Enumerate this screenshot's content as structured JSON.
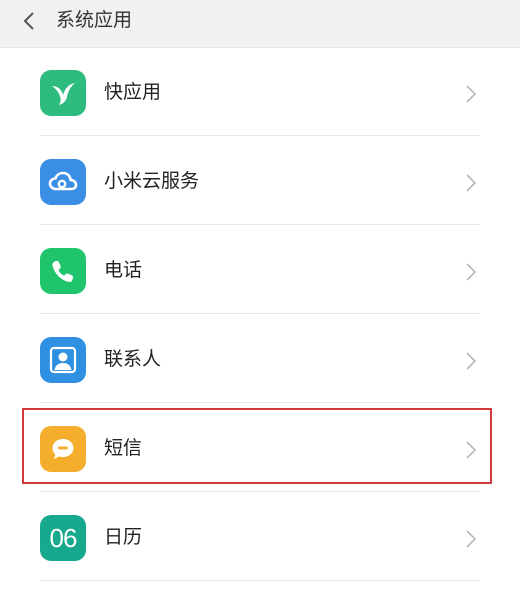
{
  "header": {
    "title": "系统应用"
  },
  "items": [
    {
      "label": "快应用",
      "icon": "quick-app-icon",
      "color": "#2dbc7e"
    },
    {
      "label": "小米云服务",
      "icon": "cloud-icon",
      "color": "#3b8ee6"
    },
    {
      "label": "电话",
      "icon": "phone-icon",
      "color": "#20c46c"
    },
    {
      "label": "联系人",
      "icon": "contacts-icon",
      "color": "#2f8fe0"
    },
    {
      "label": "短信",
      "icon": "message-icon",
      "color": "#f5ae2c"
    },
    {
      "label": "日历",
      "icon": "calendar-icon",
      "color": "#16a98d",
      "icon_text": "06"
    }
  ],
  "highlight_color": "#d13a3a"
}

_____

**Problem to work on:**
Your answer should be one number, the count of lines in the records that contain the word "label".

**Exercise output:**
6